- [Task] Copy out each line of the listing below in which the string "visible" occurs.

******************************

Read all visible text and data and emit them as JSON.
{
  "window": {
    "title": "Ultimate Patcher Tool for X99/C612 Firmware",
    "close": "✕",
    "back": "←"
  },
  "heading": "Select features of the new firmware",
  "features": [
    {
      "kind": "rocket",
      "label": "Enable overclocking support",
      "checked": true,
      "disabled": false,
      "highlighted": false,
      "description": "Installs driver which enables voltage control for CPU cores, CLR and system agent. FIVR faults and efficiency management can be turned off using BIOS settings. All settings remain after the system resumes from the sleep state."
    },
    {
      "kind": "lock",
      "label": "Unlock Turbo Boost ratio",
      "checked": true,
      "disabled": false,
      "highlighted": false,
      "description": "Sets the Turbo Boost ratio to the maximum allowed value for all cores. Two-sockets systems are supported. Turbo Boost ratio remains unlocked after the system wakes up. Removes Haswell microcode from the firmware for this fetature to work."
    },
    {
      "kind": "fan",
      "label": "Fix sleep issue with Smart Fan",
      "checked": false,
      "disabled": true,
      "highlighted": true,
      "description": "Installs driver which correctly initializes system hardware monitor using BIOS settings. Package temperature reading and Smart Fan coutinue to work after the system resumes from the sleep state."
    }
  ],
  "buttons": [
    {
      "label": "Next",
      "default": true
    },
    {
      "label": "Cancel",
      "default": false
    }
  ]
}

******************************

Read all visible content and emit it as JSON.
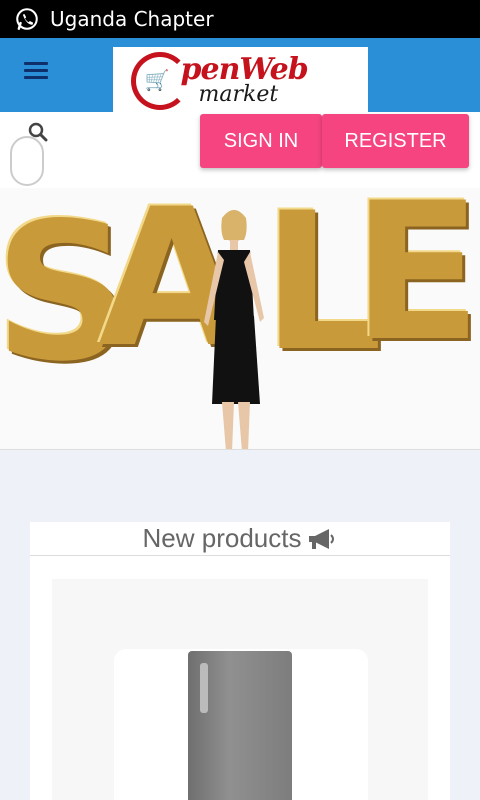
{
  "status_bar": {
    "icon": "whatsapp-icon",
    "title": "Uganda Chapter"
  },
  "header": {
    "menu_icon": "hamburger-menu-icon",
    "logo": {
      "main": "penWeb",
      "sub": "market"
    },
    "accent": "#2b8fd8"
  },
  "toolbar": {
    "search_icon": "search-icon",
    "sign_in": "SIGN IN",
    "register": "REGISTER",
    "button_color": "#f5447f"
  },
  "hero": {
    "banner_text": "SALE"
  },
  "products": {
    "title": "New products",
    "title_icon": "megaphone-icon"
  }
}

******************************

- [Exercise output]
Read all visible text and data and emit them as JSON.
Read all visible content and emit it as JSON.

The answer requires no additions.